Smartphones make home smarter
By Yoon Ja-young
A refrigerator by LG Electronics is linked to smart devices. When receipts and bar codes of groceries are scanned with a smartphone, the list of items bought is automatically sent to the refrigerator. Information such as expiration dates or recipes are sent to the handsets. “Smart Home Net” solution by Samsung Electronics connects home appliances with smartphones so that they can automatically be checked and receive upgrades.
They are examples of “smart hybrids,” where diverse products, ranging from home appliances to cars, are being linked with devices like smartphones and tablets to turn smart.
Heo Jeong-wook, a researcher at KT Economic and Business Research Institute, notes in a report that smart hybrids are increasingly being chosen by manufacturers as an easier and more effective way of making their products smarter, instead of producing appliances that are smart themselves.
“An increasing number of consumers are becoming accustomed to smart devices. However, the debut of new electronics devices cause “technology stress,” Heo said. According to a Job Korea survey, one third of salaried workers said they feel anxious because they are not used to or don’t know how to properly use computers and the latest technology. They are, meanwhile, good at using smartphones, with three out of ten spending over three hours a day on them. He added that around 40 percent of Americans were using smartphones last year. Korean Internet users spend 2.2 hours a day online, and they log on to the Web through smartphones rather than desktop computers.
People now want to control other appliances with their phones and tablets. “There has emerged a one-device multi service paradigm, amid the expansion of smart hybrid devices,” Heo said.
“The smart devices nowadays have hardware as good as that of desktops and the operating system has improved so that diverse software is applicable here,” the researcher said.
Smart hybrids are also solving money problems. It costs a lot to make smart home appliances that include computing functions or displays. Smart TVs, for instance, cost millions of won. Smartphone applications and the devices connecting them with a TV set, meanwhile, cost only tens of dollars. He said that the LCD module and touch screen of the iPad2 are estimated to cost over $100. A 1GHz CPU is estimated to be about $12. If electronics goods can make use of the iPad 2’s hardware and software, then it cuts much of the cost.
Heo said that convergence has gone “beyond the simple coupling of devices.” Now it has become possible to verbally control navigation systems in the car through smartphone apps, or enjoy content inside the vehicle using cloud services.
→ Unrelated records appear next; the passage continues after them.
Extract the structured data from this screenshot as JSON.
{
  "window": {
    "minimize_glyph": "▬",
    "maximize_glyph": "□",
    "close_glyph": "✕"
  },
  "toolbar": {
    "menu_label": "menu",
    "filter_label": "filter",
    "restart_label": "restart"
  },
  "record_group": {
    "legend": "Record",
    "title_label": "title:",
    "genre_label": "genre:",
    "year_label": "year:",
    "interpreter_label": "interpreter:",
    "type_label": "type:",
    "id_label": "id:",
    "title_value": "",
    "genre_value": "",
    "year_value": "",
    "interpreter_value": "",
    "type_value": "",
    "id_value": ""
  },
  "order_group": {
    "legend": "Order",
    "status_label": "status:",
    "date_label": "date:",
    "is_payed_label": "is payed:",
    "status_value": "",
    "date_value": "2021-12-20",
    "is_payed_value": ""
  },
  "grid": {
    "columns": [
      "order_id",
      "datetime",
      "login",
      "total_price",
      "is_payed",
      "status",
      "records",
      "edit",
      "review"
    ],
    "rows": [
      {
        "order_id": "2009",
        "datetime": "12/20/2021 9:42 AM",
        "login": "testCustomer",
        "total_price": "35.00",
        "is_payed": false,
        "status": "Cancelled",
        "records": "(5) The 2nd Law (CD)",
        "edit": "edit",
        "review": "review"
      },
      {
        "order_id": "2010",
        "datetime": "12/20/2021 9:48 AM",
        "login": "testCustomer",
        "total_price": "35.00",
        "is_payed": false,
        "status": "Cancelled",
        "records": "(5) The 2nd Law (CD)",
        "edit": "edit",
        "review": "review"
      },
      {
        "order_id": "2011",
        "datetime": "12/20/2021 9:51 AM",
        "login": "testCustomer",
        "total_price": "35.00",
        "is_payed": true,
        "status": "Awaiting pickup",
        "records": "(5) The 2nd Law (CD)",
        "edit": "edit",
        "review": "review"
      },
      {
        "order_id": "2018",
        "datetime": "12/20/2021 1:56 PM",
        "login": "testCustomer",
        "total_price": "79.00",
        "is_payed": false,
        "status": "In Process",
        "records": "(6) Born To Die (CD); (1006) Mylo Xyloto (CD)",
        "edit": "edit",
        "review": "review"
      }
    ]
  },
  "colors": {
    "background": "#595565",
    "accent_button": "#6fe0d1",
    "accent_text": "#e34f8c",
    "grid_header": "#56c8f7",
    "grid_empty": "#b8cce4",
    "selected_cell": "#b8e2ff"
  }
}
It turns cars into “what you enjoy” from “what you drive.”
Automobile manufacturers are actively using smart devices. GM’s OnStar system uses an app so that users know where their car is and can open or close the doors, or start the engine with a smartphones instead of a key. The app also enables drivers to send an inquiry to GM regarding tire pressure or engine oil.
Apple has been leading the hybrid device market, but other platform businesses like Google, Microsoft and Samsung are joining the competition, according to Heo. “Just like the information and communication technology industry, home appliances and auto industries are also seeing a paradigm shift from corporate competition to ecosystem competition,” he said.
Heo added that operating systems matter here. Businesses are competing in terms of the operating system and platform to lead in the smart hybrid era.